──────── DATASET ENTRIES

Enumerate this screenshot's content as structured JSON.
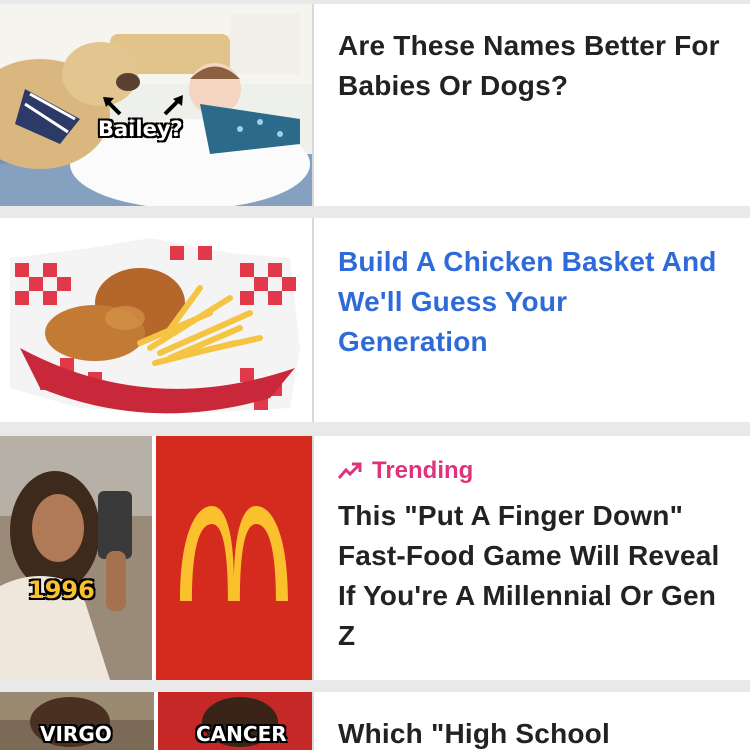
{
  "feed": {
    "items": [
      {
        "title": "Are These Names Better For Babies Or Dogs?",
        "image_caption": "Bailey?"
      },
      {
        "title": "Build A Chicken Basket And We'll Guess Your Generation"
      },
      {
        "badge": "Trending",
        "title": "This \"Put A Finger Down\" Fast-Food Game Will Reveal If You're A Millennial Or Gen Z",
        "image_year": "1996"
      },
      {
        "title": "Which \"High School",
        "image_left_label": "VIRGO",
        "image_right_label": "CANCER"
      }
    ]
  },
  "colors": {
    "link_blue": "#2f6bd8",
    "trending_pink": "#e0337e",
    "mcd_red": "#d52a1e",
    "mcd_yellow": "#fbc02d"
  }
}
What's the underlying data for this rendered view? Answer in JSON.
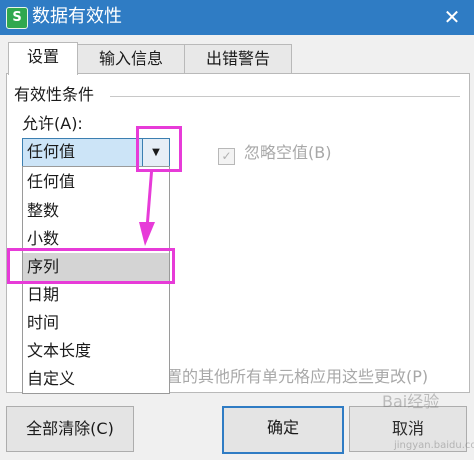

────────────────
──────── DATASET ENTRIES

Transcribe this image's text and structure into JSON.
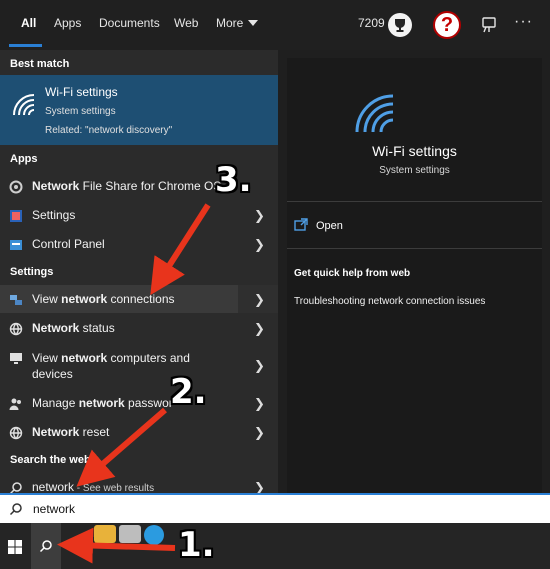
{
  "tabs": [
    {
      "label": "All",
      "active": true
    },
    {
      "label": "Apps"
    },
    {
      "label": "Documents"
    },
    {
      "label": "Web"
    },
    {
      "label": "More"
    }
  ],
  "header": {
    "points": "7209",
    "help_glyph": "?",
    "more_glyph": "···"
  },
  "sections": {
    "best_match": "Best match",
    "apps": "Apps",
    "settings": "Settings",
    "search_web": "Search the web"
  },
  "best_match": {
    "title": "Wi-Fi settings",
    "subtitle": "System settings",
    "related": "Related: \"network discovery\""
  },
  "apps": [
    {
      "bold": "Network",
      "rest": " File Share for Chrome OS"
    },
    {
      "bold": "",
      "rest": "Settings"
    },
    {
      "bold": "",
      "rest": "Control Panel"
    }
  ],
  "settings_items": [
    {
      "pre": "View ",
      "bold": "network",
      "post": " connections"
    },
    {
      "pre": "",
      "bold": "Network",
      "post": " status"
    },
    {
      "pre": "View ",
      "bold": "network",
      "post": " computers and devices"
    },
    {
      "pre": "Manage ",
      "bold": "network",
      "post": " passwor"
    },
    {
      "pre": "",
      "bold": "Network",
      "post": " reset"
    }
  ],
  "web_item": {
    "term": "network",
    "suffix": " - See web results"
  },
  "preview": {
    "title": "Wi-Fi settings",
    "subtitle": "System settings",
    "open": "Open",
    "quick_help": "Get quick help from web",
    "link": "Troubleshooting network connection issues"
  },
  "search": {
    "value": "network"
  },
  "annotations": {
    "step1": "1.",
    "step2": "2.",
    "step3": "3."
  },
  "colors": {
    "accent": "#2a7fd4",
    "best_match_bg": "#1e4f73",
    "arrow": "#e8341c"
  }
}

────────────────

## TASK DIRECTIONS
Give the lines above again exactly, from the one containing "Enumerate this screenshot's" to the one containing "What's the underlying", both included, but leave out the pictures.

## EXPECTED ANSWER
Enumerate this screenshot's content as structured JSON.
{
  "feed": {
    "items": [
      {
        "title": "Are These Names Better For Babies Or Dogs?",
        "image_caption": "Bailey?"
      },
      {
        "title": "Build A Chicken Basket And We'll Guess Your Generation"
      },
      {
        "badge": "Trending",
        "title": "This \"Put A Finger Down\" Fast-Food Game Will Reveal If You're A Millennial Or Gen Z",
        "image_year": "1996"
      },
      {
        "title": "Which \"High School",
        "image_left_label": "VIRGO",
        "image_right_label": "CANCER"
      }
    ]
  },
  "colors": {
    "link_blue": "#2f6bd8",
    "trending_pink": "#e0337e",
    "mcd_red": "#d52a1e",
    "mcd_yellow": "#fbc02d"
  }
}
What's the underlying data for this rendered view? Answer in JSON.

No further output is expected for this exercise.